“I couldn’t shake it out of my mind,” she told Time.

“It was hard because all I think about is her kids, and what they meant to me. And how much I love them.”

Gang member Robert Edward Maxfield, who had been convicted of shooting and killing Williams’ sister Yetunde Price in 2003 had been released from jail three years early.

Ms Price was 31 years old when she died in a drive-by shooting in Compton, California. Her children Jeffrey, Justus and Jair were 11, nine and five years old at the time.

In 2006, Maxfield was convicted of voluntary manslaughter and sentenced to 15 years in prison. He served 12 years.

‘‘No matter what, my sister is not coming back for good behaviour,” said Williams.

She added she is trying to learn to forgive her sister’s killer, she said: ‘‘The Bible talks about forgiveness. I would like to practise what I preach and teach Olympia that as well.’

“I want to forgive. I have to forgive. I’ll get there.”

She was ready to go!!!! @olympiaohanian

A post shared by Serena Williams (@serenawilliams) on

In the wide-ranging interview, Williams – who posted a video clip on August 13 of her daughter toddling along – also revealed that her coach Patrick Mouratoglou told her to give up breastfeeding.

He said it would improve her tennis.

“It’s absolutely hard to take from a guy,” she said.

“He’s not a woman, he doesn’t understand that connection, that the best time of the day for me was when I tried to feed her.

“I’ve spent my whole life making everyone happy, just servicing it seems like everyone. And this is something I wanted to do,” Williams explained.

‘‘You have the power to sustain the life that God gave her. You have the power to make her happy, to calm her. At any other time in your life, you don’t have this magical superpower.’’

Williams breastfed her daughter for eight months.

She also revealed she “hated” that she “fell victim” to social media pressure to regain her figure after giving birth.
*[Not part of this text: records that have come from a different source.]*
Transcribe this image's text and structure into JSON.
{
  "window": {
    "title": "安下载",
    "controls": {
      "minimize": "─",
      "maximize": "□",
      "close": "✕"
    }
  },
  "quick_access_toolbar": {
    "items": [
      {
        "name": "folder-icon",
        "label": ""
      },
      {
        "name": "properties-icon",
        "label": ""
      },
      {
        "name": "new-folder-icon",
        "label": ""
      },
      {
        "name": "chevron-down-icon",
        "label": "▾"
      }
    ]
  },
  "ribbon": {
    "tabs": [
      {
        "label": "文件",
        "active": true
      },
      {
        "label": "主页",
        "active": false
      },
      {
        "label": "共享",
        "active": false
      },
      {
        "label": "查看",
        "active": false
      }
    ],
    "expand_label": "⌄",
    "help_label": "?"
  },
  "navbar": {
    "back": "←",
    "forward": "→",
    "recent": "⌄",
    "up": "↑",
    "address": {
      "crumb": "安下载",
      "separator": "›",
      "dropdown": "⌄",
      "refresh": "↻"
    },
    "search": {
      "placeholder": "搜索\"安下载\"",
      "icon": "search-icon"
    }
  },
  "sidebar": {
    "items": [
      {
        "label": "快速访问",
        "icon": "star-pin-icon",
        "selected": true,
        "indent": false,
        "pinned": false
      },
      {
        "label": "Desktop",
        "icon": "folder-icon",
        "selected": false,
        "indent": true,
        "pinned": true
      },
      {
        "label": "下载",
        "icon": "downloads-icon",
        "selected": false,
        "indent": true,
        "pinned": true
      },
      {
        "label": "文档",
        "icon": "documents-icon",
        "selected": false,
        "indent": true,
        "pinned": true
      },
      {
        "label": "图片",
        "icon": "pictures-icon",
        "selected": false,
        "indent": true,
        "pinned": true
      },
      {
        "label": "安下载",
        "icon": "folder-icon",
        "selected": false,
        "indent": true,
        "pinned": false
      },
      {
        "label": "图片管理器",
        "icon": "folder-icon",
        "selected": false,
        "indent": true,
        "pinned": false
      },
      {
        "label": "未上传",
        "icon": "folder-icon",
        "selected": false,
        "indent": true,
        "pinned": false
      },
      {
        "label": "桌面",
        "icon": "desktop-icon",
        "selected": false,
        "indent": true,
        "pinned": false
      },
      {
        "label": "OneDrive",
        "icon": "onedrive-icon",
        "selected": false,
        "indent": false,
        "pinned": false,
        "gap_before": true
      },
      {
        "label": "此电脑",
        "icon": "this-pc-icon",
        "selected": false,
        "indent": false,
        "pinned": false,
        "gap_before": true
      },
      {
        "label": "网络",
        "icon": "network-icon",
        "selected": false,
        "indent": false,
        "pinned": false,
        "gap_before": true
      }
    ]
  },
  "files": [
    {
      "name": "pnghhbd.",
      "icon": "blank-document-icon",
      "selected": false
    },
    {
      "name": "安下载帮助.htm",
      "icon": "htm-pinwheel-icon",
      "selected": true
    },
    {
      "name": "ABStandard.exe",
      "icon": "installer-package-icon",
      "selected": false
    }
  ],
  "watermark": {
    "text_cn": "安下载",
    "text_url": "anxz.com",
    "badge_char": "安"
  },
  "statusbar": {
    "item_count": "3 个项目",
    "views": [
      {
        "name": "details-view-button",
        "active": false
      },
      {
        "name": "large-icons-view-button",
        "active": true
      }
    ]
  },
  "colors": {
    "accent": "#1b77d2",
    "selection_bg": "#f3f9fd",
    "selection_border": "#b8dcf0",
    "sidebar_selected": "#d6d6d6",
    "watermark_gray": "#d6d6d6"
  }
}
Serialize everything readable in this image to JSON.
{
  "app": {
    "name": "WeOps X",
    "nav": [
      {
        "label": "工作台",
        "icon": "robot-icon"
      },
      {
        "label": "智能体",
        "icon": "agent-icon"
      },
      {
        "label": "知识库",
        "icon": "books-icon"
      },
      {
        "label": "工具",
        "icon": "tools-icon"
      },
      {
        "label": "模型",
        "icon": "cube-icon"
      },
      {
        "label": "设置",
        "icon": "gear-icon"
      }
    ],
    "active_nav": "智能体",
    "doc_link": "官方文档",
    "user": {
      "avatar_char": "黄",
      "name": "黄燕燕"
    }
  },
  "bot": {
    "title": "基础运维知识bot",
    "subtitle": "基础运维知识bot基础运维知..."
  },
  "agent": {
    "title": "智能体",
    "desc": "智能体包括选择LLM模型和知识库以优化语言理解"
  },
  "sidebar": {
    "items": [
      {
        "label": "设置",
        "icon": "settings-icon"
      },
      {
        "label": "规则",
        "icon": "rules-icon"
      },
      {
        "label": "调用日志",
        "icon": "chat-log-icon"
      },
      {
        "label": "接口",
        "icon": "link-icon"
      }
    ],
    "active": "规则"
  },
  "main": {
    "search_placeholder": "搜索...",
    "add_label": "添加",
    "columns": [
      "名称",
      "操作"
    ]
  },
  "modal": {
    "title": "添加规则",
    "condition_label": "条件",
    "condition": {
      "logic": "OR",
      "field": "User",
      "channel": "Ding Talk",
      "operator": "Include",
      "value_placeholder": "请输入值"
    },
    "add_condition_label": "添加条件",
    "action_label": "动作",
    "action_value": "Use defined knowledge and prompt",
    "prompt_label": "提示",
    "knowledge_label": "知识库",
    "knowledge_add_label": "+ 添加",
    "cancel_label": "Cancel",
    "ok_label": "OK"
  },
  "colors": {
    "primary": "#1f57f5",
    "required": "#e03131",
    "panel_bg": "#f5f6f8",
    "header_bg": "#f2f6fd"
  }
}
The star admitted to using a waist trainer to make her stomach look smaller when she posted a post-pregnancy photo on Instagram.